"He's a gamer," Woodstock manager Phil Betterly said. "Obviously he had a heckuva year this year [at Flagler], hit for a little power, hit for average and was a borderline draft pick."
This past season with the Saints, Brodbeck held down the starting second base job once more and put up eye-popping numbers. He finished second on the team in batting (.340) and on-base percentage (.435) and was third in slugging percentage (.533) while stroking seven home runs, four triples and 11 doubles among his 64 hits. It was enough to create serious buzz that Brodbeck might get drafted, which was the reason he delayed heading out to his original summer-league destination, the New England Collegiate Baseball League.

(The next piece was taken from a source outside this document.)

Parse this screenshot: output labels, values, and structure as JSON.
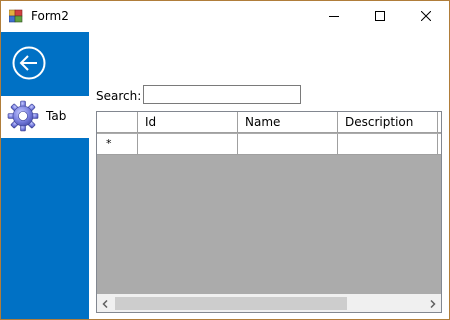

Brodbeck wasn't selected, and by the time the draft ended his spot in the NECBL had been taken. Brodbeck had a connection to Woodstock he didn't even know about, though. Two of his college teammates, pitchers Mike O'Reilly and Justin Ratte, had already signed on to play for the River Bandits this season. When Flagler's coaching staff let Betterly know Brodbeck was also available, he jumped at the chance to add him to the roster.
"That was a no-brainer when his coach was like, 'Hey, he's available,'" Betterly said. "He hasn't disappointed me at all. He's been a big contributor, comes to play every day, puts in the work."
"... I sent him a text message after we signed him. I was like, 'Hey, Andrew.' He said, 'No sir, please call me Opie.'"
Brodbeck got off to a rough start, straining his hamstring just three games into his Woodstock debut. That put him on the shelf for another two weeks, but he's made up for lost time since getting back on the field right after the all-star break. Going into Thursday's home game against the New Market Rebels, Brodbeck ranked third on the team in batting (.333) with three extra-base hits among his nine.
"I went on a nice little streak of hits," Brodbeck said. "I've just been seeing the ball really well since I got here. So yeah, I kind of picked up where I left off at Flagler, which was a good thing for the team and myself."
Betterly said Brodbeck made the most of that time away from the field, getting back into the batting cage just a week after the injury.
"He takes batting practice very seriously, so he's doing everything he can to at least keep that part of his timing down," Betterly said. "His swing is so short and compact that it doesn't' take him long to make adjustments to game speed again, so that's why he's had a lot of success."
Brodbeck, who's from Palm Harbor, Florida, has handled the position switch, from second to short, with equal ease this season. He's made just two errors in 13 games despite not having played short since before high school. When Betterly asked him to move, Brodbeck saw playing shortstop as an opportunity.
"If you can play short, you can play pretty much anywhere on the field," Brodbeck said. "It's pretty important. I don't know if I'd be able to play short at the next level if I did get a chance to play pro ball, but it just kind of gives me more versatility and kind of shows my athleticism a little bit more."
The move has paid off for both player and team, as Brodbeck has been a rock-steady performer for the River Bandits.
"He knows how to field with his feet," Betterly said. "One thing we talk about with infielders, you field with your feet. If your feet move, you've got soft hands. And he takes great angles to the ball. He knows how to pick his hop, and that's huge wherever you are in the infield."
Kind of like his nickname, playing short has just come naturally for Brodbeck.
"It's been fun," Brodbeck said. "I feel really comfortable over there."
Contact staff writer Jeff Nations at 540-465-5137 ext. 161, or firstname.lastname@example.org